The exterior sports a unique and home-made adjustable carbon fibre spoiler, and he’s had a good think about how to remove some weight from the car too; throwing all that power in and stripping out the interior evidently not being enough, Stefan looked to the Lupo 3L for inspiration. For the uninitiated, the 3L was a special-edition model designed to be a factory hypermiler; super-lightweight and extensively modified to be able to run 100km on three litres of fuel (which equates to about 94mpg).
Lightness can be used for performance as well as economy of course, Colin Chapman taught us that, so Stefan’s pinched a 3L’s lightweight aluminium-magnesium alloy doors and bonnet as well as its thinner window glass for this project! So with this buccaneering megahatch complete, on the road, and ready for adventures in plundering, is Stefan happy to sail those modifying seas and spread a little mischief? Well, here’s where he deviates from the traditional pirate template, as he’s in two minds about the car’s future. Whereas Blackbeard and his ilk would jealously guard their booty and perhaps bury it underground, this guy’s happier to share the love. And not just in selling the widebody kits – he might actually sell the whole car too. “I’m not sure, I might keep it,” he ponders. “If anyone wants it, they can get in touch via my Insta. But if I keep it I’ll probably go Haldex, so…” Well, we reckon that’s decision made. He’s stuffed a cartoonish amount of power into this tiny car already, and revivified it to pseudo-WRC aggression, all with his bare hands. Would you go this far and not go further? We know what we’d prefer. And we suspect the piratical Stefan does too.
He’s stuffed a cartoonish amount of power into this tiny car and revivified it to pseudo-WRC aggression
ENGINE: 1.8T, JE pistons and rods, uprated cams, hybrid Audi S3 turbo, VEMS engine management, 02J gearbox (from VW Caddy TDI) with SQS gears, Quaife LSD
Power: 350bhp+, 405lb.ft+
CHASSIS: 9x16” Japan Racing JR10 wheels, AP coilovers, VR6 brakes with Tarox discs and pads
EXTERIOR: Custom home-made widebody kit – 80mm wider, lightweight 3L doors and bonnet, thinner 3L glass, custom adjustable carbon fibre wing, Audi Ibis White (LY9C) paint
INTERIOR: Fully stripped, custom rollcage, home-made custom carbon fibre parts (dash inserts, doorcards etc), Sparco buckets, Sparco steering wheel, flocked gauge pod and dash centre

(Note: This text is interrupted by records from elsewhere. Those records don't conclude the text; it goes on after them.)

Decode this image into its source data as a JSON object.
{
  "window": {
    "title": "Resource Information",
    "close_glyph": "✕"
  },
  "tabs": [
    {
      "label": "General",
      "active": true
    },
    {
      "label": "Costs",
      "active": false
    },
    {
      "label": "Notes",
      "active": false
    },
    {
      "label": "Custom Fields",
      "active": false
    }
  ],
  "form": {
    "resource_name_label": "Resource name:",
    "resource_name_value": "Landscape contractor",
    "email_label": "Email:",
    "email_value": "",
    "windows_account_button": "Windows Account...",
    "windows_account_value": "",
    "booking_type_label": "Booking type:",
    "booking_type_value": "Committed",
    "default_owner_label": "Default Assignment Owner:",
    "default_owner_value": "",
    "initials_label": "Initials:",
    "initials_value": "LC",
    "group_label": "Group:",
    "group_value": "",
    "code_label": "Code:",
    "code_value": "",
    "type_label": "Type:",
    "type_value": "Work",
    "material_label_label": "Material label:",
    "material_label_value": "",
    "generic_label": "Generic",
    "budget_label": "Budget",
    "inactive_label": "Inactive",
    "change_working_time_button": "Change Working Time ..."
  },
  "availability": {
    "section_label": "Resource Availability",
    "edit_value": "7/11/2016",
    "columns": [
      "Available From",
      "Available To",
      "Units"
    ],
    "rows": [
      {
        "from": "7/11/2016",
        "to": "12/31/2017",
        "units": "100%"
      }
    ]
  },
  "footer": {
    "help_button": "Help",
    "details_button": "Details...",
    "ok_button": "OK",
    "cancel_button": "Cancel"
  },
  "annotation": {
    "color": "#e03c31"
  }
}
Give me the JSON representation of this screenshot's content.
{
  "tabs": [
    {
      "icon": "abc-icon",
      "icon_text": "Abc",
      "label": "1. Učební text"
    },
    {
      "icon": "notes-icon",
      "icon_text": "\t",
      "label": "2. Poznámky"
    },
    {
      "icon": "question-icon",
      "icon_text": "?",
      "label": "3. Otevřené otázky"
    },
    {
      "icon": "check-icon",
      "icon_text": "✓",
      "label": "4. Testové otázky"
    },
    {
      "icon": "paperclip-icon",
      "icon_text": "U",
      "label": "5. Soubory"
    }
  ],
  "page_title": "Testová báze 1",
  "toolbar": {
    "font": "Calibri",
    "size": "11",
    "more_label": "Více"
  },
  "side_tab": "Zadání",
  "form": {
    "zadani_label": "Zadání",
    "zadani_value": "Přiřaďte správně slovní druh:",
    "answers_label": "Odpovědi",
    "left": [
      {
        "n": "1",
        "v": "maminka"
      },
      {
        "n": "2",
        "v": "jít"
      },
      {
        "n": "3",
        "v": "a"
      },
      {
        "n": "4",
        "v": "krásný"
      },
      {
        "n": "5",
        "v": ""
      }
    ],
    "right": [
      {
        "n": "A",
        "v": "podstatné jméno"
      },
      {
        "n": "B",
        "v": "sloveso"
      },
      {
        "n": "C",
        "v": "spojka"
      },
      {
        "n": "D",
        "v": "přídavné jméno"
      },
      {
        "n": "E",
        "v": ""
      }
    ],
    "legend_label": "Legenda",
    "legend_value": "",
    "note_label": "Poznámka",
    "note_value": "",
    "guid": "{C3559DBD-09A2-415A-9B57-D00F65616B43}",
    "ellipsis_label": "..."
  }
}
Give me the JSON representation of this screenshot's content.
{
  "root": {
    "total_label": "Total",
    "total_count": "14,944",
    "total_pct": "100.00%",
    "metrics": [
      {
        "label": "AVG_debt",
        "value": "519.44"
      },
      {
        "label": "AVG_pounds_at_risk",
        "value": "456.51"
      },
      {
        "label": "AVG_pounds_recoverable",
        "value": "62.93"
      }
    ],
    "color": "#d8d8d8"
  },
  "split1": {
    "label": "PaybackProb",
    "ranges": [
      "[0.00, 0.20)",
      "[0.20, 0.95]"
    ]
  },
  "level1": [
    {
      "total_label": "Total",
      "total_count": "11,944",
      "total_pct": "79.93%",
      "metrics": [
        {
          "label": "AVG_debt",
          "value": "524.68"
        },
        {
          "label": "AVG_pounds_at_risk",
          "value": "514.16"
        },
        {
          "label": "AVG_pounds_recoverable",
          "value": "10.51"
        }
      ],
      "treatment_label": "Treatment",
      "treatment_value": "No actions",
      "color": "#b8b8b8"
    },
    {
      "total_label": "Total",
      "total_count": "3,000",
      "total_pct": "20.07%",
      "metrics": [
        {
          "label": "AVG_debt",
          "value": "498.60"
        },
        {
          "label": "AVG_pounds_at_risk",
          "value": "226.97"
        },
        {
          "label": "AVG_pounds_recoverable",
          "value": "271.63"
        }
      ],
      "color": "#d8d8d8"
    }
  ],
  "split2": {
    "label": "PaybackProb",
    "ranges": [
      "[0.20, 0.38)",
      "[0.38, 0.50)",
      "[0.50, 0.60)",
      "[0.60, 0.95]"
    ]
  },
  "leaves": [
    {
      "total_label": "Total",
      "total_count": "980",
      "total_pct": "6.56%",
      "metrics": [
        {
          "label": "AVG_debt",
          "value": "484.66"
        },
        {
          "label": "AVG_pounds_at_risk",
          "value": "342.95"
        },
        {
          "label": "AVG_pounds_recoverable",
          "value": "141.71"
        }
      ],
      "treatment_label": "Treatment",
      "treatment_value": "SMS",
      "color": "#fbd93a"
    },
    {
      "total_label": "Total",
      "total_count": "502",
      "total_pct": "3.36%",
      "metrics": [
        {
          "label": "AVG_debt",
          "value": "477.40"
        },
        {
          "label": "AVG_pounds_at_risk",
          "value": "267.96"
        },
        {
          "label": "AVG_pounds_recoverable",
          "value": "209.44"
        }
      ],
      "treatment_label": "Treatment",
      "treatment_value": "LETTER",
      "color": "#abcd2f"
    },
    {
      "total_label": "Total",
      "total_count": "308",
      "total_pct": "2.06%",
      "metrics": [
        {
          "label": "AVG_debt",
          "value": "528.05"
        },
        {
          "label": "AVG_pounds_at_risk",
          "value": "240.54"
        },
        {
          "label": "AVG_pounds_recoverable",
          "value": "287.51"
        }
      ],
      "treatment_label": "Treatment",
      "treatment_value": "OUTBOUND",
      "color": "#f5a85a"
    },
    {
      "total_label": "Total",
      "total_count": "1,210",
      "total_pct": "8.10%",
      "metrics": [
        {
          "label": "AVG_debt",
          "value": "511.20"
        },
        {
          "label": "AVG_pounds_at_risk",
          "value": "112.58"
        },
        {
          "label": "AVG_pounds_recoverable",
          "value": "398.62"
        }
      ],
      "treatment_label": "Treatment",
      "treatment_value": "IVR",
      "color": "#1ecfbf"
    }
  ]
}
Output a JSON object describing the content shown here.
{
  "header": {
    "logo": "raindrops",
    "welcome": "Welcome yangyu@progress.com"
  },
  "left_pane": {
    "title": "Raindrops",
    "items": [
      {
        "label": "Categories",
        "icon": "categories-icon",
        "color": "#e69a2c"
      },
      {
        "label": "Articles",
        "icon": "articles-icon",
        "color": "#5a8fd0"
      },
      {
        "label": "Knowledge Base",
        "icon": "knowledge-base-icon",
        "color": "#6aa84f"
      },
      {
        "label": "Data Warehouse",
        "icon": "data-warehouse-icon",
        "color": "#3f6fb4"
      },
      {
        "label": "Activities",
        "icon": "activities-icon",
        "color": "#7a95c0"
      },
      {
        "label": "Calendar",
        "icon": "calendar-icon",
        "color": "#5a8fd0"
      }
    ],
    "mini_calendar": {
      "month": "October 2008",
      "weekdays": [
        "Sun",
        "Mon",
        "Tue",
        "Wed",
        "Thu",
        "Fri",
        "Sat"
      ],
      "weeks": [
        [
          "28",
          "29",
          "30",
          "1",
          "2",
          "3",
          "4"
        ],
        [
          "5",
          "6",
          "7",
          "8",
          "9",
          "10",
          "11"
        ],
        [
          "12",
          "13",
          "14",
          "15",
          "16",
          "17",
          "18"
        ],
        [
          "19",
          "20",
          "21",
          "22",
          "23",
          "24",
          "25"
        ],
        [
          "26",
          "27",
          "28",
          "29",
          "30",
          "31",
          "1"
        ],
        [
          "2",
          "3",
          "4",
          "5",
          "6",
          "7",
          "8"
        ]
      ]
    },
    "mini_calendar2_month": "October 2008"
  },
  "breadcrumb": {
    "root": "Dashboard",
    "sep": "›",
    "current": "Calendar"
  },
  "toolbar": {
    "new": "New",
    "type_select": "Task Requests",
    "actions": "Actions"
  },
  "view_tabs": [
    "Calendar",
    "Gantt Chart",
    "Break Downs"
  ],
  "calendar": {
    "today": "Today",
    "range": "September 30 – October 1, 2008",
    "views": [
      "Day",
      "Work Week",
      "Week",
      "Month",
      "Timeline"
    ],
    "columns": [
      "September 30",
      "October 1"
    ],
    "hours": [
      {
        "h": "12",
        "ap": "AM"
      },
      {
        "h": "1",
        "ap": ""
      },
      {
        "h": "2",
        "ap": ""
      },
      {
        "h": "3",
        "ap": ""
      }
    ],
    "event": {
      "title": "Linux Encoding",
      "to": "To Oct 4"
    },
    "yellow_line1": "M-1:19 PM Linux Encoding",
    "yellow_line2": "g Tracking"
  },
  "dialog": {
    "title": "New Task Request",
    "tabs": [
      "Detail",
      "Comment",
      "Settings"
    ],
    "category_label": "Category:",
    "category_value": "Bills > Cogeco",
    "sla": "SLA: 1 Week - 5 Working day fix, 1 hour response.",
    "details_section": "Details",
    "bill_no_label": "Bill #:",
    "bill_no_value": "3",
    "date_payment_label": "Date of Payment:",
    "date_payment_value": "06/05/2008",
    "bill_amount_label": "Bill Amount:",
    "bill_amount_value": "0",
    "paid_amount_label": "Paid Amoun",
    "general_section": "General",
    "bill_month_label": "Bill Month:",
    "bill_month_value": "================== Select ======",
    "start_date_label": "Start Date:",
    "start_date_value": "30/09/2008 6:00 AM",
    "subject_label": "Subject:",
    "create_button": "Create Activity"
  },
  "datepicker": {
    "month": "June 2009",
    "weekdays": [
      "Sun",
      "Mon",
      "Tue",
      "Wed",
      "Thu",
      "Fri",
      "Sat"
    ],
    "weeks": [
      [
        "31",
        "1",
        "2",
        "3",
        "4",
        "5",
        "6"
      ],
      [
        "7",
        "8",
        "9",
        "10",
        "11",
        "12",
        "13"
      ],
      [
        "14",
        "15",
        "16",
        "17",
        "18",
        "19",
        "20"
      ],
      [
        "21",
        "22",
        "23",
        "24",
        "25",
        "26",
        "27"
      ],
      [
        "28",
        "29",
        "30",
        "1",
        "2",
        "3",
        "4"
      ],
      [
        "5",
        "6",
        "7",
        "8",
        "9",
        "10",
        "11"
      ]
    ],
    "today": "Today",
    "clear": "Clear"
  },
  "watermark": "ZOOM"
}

SHOUT: Thanks to Christoffer Järleby, Andreas Nilsson, Martin Palm, and my work - Rosättra Båtvarv, building the finest sailboats!
It took us about a year to build the car up into a road-legal 1.8T runner, but it still looked largely standard at that stage